We have to look at things as they were historically, with the context and information necessary to help us make a reasonable opinion. For example: One thing terrible is that we had a Civil War fought over slavery when many other ‘modern’ nations of the time had ended slavery without much issue.


#1137

Well, that rejoinder blew up a bit.

Yeah, they’re a mix of good and bad, and yes, by these standards there haven’t really been much in the way of societies that come off looking all that, well, great. This is why I don’t believe in just judging nations or cultures as “great” or “terrible” (with exceptions for extremes like Nazis, of course, but that’s a specific regime). Countries are diverse assemblages of people, so of course great achievements will coexist with wrongdoing. But looking at one doesn’t mean we should overlook the other.

(I mean, look at, say, the Aztecs [or Tenocha or Mexica, to use their own names for themselves]. They were extremely aggressive and warlike, plus human sacrifice, but they had public education, highly effective agriculture, architecture, urban planning, a capital which absolutely stunned the Spaniards, and better hygiene… Song China, which featured an economic flourishing and increased meritocracy in government positions with the exam system, but also a drastic reduction in the status of women. Just like, well, America, or Rome, you could call these both great or terrible… and I’d say, yeah, there’s a lot of both. Everything’s a mix.)

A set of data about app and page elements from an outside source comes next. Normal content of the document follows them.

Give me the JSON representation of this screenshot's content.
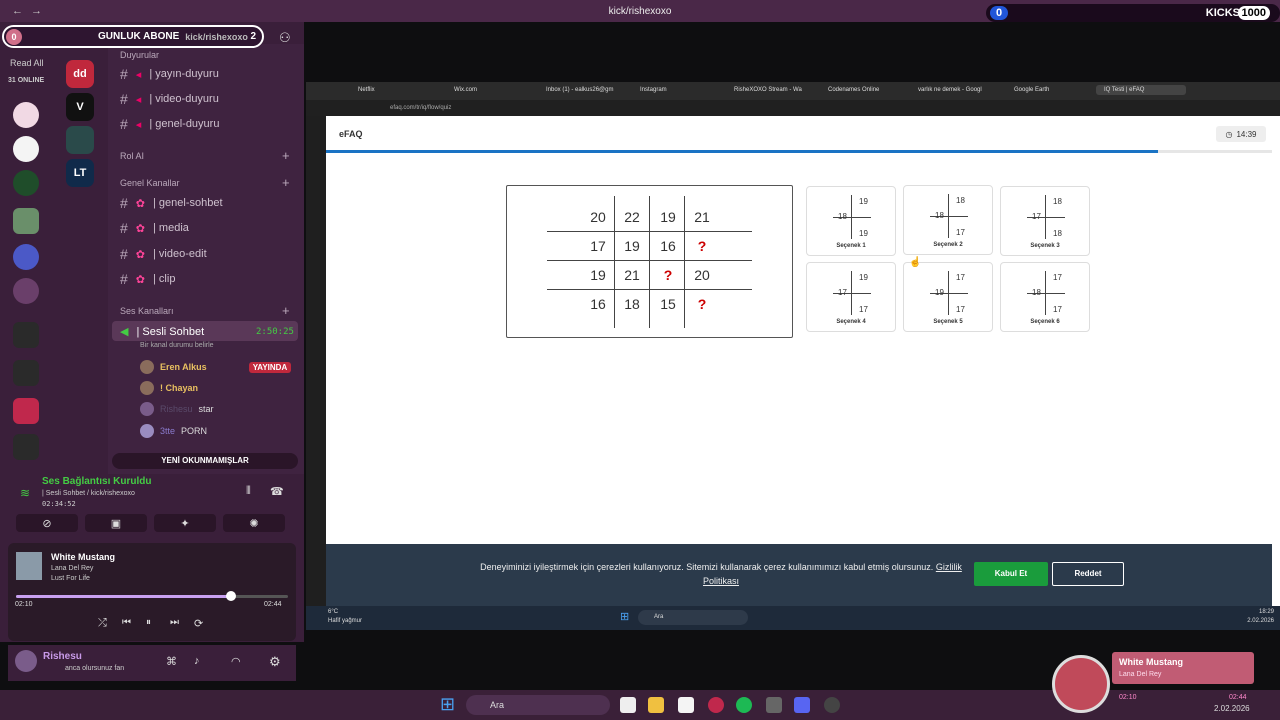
{
  "window": {
    "title": "kick/rishexoxo",
    "nav_back": "←",
    "nav_fwd": "→"
  },
  "kicks": {
    "badge": "0",
    "label": "KICKS",
    "count": "1000"
  },
  "goal_bar": {
    "zero": "0",
    "title": "GUNLUK ABONE",
    "channel": "kick/rishexoxo",
    "count": "2"
  },
  "left": {
    "read_all": "Read All",
    "online": "31 ONLINE"
  },
  "channels": {
    "section_top": "Duyurular",
    "items_top": [
      "| yayın-duyuru",
      "| video-duyuru",
      "| genel-duyuru"
    ],
    "rol_ai": "Rol AI",
    "genel_kanallar": "Genel Kanallar",
    "items_genel": [
      "| genel-sohbet",
      "| media",
      "| video-edit",
      "| clip"
    ],
    "ses_kanallari": "Ses Kanalları",
    "voice_channel": "| Sesli Sohbet",
    "voice_timer": "2:50:25",
    "status_hint": "Bir kanal durumu belirle",
    "users": [
      {
        "name": "Eren Alkus",
        "badge": "YAYINDA"
      },
      {
        "name": "! Chayan",
        "badge": ""
      },
      {
        "name": "Rishesu",
        "badge": "star"
      },
      {
        "name": "3tte",
        "badge": "PORN"
      }
    ],
    "unread": "YENİ OKUNMAMIŞLAR"
  },
  "connection": {
    "title": "Ses Bağlantısı Kuruldu",
    "sub": "| Sesli Sohbet / kick/rishexoxo",
    "timer": "02:34:52"
  },
  "player": {
    "title": "White Mustang",
    "artist": "Lana Del Rey",
    "album": "Lust For Life",
    "elapsed": "02:10",
    "total": "02:44",
    "progress": 0.79
  },
  "user": {
    "name": "Rishesu",
    "status": "anca olursunuz fan"
  },
  "browser": {
    "tabs": [
      "Netflix",
      "Wix.com",
      "Inbox (1) - ealkus26@gm",
      "Instagram",
      "RisheXOXO Stream - Wa",
      "Codenames Online",
      "varlık ne demek - Googl",
      "Google Earth",
      "IQ Testi | eFAQ"
    ],
    "url": "efaq.com/tr/iq/flow/quiz"
  },
  "efaq": {
    "title": "eFAQ",
    "timer": "14:39",
    "progress": 0.88
  },
  "puzzle": {
    "rows": [
      [
        "20",
        "22",
        "19",
        "21"
      ],
      [
        "17",
        "19",
        "16",
        "?"
      ],
      [
        "19",
        "21",
        "?",
        "20"
      ],
      [
        "16",
        "18",
        "15",
        "?"
      ]
    ]
  },
  "options": [
    {
      "top": "19",
      "left": "18",
      "bottom": "19",
      "label": "Seçenek 1"
    },
    {
      "top": "18",
      "left": "18",
      "bottom": "17",
      "label": "Seçenek 2"
    },
    {
      "top": "18",
      "left": "17",
      "bottom": "18",
      "label": "Seçenek 3"
    },
    {
      "top": "19",
      "left": "17",
      "bottom": "17",
      "label": "Seçenek 4"
    },
    {
      "top": "17",
      "left": "19",
      "bottom": "17",
      "label": "Seçenek 5"
    },
    {
      "top": "17",
      "left": "18",
      "bottom": "17",
      "label": "Seçenek 6"
    }
  ],
  "cookie": {
    "text": "Deneyiminizi iyileştirmek için çerezleri kullanıyoruz. Sitemizi kullanarak çerez kullanımımızı kabul etmiş olursunuz.",
    "link": "Gizlilik Politikası",
    "accept": "Kabul Et",
    "reject": "Reddet"
  },
  "win_taskbar": {
    "weather_temp": "6°C",
    "weather_desc": "Hafif yağmur",
    "search": "Ara",
    "time": "18:29",
    "date": "2.02.2026"
  },
  "host_taskbar": {
    "search": "Ara",
    "date": "2.02.2026"
  },
  "now_playing": {
    "title": "White Mustang",
    "artist": "Lana Del Rey",
    "elapsed": "02:10",
    "total": "02:44"
  },
  "colors": {
    "accent_green": "#1a9c3c",
    "progress_blue": "#1a73c4",
    "question_red": "#cc0000"
  }
}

And yes, the past was different and it’s always important to take context into account when looking at history. Idealizing this past as “great” is another matter entirely. When looking at how one could “make America great” (though I would much rather prioritize the world than America :roll_eyes:), we should by all means use our own standards, and if someone says “again,” we can certainly look at what that “again” would resemble.